Boko Haram militants in north-east Nigeria have sent out four times as many child suicide bombers this year as they used the whole of 2016, the United Nations Children’s Fund said.
Eighty-three children were used as bombers since January 1, 2017, UNICEF said. Of those, 55 were girls, mostly under 15 and 27 were boys. One was a baby strapped to a girl. Nineteen children were used last year, UNICEF said.
The Boko Haram insurgency, now in its eighth year, has claimed over 20,000 lives and forced more than two million people to flee over an eight year period.
The frequency of suicide bomb attacks in north-eastern Nigeria has increased in the past few weeks, killing at least 170 people since June 1, according to a Reuters tally.
In a statement UNICEF said it was “extremely concerned about an appalling increase in the cruel and calculated use of children, especially girls, as ‘human bombs’ in north-east Nigeria. The use of children in this way is an atrocity”.

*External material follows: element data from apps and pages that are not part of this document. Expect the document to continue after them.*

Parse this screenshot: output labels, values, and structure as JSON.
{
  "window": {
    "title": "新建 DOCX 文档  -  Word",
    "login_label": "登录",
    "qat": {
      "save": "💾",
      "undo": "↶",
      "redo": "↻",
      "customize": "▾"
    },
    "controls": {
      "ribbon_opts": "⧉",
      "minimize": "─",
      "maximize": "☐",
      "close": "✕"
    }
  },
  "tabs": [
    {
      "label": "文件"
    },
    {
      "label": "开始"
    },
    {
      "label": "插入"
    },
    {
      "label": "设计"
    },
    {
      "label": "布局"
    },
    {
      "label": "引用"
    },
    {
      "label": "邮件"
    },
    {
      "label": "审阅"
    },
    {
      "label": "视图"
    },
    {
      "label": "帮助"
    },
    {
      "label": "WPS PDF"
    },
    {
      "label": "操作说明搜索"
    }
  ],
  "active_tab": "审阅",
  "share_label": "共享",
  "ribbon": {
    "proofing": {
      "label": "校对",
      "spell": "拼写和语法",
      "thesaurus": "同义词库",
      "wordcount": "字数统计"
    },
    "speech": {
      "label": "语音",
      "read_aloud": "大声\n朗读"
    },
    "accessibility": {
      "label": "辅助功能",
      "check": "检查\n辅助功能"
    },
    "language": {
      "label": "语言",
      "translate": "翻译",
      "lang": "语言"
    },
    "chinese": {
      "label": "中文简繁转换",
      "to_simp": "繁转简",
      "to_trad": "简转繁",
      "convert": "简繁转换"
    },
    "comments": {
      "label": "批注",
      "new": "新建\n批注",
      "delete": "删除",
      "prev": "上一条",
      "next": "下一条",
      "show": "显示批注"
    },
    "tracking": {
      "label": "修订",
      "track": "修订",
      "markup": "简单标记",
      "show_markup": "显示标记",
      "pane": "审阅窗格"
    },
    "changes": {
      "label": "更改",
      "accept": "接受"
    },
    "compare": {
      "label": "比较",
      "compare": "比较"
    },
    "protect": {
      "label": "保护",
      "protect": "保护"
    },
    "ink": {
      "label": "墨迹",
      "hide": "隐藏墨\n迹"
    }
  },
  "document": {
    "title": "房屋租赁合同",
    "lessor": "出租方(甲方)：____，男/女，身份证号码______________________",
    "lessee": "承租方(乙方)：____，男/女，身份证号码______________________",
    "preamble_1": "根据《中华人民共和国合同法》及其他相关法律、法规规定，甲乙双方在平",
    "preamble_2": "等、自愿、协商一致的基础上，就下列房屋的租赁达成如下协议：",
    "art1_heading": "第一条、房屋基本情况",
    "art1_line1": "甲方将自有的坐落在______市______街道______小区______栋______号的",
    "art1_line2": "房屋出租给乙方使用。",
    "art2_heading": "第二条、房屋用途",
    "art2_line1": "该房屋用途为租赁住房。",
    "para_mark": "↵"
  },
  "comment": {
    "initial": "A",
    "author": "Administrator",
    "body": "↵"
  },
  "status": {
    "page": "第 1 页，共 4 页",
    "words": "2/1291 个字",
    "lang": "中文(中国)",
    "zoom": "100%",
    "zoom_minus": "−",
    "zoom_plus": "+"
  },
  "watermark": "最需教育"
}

Boko Haram is trying to create an Islamic state in the Lake Chad region, which spans parts of Nigeria, Niger, Cameroon and Chad. It gained notoriety by abducting more than 200 girls from Chibok in April 2014. Aid groups say it has kidnapped thousands more adults and children.
Children who escape are often held by authorities or ostracised by their communities and families. Nigerian aid worker Rebecca Dali, who runs an agency offering counselling for abductees, said children as young as four were among 209 escapees her organisation has helped since 2015.
“They are highly traumatised,” Dali told Reuters at the United Nations in Geneva, where she received an award from the Sergio Vieira de Mello Foundation for humanitarian work.
Her team, which includes former police officers, identified some returnees as trained as suicide bombers.
“There were two girls taught by Boko Haram to be suicide bombers … The girls confirmed they were taught their life was not worth living, if they die detonating the bomb and killing a lot of people, then their lives will be profitable,” Dali said.
Some 450,000 children are also at risk of life-threatening malnutrition in 2017 by the end of the year in north-east Nigeria, UNICEF said.
Nigerian President Muhammadu Buhari said on Monday the country would “reinforce and reinvigorate” its fight against the group following the latest wave of attacks.
Analysts say the Boko Haram faction led by Abubakar Shekau may have been paid ransom by the government for the release of 82 of Chibok girls in May, which then was used to buy weapons and recruit fighters. The government did not disclose details of the negotiations.